* [Information]
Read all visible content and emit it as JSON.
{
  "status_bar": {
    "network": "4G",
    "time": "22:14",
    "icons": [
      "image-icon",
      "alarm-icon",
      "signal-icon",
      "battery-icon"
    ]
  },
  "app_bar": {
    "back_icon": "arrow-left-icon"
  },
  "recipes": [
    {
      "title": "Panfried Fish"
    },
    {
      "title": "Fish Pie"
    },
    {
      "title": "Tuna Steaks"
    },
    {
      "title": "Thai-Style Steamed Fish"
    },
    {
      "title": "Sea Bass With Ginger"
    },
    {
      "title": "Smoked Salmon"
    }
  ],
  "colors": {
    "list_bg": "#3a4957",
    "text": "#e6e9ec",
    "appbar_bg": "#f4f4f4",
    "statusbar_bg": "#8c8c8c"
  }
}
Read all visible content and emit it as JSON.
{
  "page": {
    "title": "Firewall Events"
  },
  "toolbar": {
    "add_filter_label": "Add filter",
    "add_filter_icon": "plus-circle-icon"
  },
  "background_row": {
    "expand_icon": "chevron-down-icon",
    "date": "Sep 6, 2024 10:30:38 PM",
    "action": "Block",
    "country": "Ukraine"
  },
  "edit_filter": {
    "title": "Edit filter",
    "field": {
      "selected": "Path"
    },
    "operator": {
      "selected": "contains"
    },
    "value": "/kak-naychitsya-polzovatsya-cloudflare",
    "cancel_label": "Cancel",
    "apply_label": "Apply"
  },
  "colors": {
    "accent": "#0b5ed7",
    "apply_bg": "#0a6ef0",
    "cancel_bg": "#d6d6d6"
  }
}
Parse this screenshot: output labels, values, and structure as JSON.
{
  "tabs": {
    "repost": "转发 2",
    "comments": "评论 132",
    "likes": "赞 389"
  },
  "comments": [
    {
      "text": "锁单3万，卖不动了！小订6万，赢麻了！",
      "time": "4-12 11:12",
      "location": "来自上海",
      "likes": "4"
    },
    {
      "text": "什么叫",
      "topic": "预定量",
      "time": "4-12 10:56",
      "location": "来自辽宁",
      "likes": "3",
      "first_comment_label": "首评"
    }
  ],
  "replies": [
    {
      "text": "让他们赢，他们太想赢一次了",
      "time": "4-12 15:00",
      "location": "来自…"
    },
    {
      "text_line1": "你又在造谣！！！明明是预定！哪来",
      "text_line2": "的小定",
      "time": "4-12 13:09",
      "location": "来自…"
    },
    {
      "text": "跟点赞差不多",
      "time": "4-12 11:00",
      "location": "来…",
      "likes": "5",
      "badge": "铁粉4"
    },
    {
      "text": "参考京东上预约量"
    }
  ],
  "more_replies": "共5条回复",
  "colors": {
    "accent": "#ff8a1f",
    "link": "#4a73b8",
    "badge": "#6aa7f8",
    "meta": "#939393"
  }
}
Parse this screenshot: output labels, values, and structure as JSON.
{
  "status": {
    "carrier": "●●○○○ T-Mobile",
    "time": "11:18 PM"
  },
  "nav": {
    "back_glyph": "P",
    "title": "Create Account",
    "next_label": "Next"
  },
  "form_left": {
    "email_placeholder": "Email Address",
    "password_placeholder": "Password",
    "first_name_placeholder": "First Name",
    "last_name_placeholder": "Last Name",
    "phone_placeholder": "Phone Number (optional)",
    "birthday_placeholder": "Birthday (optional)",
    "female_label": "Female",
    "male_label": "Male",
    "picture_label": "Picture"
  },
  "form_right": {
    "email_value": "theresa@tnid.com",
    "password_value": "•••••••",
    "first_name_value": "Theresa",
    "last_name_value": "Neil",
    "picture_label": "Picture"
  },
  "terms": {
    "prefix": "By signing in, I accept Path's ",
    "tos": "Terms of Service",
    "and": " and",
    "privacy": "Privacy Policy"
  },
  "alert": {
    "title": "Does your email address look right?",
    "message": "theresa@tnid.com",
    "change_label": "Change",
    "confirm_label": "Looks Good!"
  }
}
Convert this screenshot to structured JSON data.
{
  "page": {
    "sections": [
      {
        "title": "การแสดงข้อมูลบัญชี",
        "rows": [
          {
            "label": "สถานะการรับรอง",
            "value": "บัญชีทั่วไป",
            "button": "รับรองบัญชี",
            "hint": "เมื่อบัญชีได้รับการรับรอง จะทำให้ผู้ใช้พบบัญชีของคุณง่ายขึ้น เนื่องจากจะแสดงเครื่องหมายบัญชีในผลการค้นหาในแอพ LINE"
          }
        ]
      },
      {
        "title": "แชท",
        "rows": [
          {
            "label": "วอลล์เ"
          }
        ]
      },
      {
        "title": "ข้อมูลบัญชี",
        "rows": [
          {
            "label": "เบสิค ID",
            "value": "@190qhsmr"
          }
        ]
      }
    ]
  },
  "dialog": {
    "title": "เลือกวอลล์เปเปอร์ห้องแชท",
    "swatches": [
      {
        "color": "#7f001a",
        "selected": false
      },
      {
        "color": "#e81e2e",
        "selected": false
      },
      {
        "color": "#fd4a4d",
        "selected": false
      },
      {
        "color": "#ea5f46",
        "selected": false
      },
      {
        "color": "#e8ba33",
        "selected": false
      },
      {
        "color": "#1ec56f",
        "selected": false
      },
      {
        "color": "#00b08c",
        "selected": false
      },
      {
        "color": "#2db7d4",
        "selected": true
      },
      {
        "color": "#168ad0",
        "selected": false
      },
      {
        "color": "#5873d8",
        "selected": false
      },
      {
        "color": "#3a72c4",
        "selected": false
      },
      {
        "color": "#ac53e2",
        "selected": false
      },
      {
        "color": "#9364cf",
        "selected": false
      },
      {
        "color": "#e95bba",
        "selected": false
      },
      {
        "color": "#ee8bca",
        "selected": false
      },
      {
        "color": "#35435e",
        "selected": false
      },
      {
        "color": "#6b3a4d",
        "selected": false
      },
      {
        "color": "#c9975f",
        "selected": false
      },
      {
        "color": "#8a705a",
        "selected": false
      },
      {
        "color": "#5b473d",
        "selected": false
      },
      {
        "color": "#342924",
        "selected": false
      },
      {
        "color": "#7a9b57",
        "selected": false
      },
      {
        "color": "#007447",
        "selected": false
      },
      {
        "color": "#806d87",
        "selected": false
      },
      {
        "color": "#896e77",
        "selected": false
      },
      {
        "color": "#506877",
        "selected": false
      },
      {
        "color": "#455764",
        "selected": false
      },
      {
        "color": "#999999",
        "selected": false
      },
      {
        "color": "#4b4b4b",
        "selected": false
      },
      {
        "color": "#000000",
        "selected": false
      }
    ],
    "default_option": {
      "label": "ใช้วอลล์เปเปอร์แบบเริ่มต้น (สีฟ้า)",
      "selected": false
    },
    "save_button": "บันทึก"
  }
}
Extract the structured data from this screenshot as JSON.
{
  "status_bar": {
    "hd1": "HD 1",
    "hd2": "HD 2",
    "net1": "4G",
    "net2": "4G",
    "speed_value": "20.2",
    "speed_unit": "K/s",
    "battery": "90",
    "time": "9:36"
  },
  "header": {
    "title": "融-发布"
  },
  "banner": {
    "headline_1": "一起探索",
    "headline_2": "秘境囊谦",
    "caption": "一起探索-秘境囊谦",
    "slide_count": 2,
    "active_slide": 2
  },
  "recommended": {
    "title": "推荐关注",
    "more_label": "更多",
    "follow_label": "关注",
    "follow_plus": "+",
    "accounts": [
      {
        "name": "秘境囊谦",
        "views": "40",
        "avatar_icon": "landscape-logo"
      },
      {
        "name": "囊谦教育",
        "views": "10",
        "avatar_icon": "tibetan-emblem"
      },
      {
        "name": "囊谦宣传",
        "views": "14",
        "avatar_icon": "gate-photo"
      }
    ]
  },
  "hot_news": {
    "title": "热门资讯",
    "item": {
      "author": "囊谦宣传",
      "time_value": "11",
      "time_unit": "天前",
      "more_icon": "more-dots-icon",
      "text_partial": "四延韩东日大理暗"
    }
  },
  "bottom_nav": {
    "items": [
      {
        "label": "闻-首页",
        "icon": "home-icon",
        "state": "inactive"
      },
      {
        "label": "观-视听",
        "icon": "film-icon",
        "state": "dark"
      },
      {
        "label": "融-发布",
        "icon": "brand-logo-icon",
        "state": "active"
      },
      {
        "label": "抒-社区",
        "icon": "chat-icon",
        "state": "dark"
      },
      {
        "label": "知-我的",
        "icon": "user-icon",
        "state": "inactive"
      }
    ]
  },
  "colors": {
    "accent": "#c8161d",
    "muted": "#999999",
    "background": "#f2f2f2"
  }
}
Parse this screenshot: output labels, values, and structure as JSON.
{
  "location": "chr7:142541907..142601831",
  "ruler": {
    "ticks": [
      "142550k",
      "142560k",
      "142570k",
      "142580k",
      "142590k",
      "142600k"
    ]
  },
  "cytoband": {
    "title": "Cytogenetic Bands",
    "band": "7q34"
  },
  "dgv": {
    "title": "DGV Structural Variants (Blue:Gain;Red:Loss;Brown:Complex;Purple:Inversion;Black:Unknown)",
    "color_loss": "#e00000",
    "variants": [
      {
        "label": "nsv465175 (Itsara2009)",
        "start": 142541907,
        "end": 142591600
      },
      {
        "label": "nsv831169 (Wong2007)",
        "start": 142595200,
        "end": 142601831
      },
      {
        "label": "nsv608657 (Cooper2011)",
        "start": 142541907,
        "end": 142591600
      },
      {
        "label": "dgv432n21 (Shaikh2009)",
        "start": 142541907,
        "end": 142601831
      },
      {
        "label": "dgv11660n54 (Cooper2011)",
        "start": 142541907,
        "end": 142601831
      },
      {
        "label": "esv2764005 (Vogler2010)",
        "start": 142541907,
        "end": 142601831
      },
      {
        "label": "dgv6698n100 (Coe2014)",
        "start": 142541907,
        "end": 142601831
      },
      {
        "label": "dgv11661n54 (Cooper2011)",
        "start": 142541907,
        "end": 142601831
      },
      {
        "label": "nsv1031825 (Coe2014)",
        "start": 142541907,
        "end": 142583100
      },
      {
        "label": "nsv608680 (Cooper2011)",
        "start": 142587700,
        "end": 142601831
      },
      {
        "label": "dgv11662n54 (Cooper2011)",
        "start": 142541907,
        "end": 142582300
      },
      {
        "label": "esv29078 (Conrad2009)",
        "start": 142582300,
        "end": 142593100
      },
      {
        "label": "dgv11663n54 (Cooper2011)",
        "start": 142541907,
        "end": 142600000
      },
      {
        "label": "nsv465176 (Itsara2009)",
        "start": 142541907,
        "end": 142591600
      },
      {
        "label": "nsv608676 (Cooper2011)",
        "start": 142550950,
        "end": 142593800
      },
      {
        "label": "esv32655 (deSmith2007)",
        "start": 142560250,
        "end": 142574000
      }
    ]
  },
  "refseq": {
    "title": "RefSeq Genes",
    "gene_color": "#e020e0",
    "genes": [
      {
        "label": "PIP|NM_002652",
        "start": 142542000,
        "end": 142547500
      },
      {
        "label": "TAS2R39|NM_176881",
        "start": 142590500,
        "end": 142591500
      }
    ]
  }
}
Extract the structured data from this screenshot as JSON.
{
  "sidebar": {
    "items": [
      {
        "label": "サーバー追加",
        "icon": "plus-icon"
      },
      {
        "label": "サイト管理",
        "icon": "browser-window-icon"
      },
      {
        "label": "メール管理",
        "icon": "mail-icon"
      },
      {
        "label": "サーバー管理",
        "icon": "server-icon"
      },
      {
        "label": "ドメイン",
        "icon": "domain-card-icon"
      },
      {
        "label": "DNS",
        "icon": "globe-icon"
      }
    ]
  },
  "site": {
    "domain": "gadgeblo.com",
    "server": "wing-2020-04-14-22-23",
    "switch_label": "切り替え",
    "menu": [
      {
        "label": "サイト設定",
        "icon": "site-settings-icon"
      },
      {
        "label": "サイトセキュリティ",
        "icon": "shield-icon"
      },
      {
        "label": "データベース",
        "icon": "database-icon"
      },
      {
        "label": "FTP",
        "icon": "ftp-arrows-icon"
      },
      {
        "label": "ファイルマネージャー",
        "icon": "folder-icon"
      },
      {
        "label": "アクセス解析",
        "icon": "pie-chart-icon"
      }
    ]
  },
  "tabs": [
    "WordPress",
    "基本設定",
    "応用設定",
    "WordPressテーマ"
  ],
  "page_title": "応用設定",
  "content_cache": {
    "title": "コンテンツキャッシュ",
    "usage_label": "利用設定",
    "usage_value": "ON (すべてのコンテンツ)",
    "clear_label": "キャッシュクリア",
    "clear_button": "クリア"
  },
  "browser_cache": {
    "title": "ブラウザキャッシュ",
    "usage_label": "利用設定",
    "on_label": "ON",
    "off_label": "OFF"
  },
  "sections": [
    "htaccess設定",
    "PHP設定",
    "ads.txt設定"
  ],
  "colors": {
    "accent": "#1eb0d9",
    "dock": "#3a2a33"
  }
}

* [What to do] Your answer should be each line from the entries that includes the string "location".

* [Output of the exercise]
      "location": "来自上海",
      "location": "来自辽宁",
      "location": "来自…"
      "location": "来自…"
      "location": "来…",
  "location": "chr7:142541907..142601831",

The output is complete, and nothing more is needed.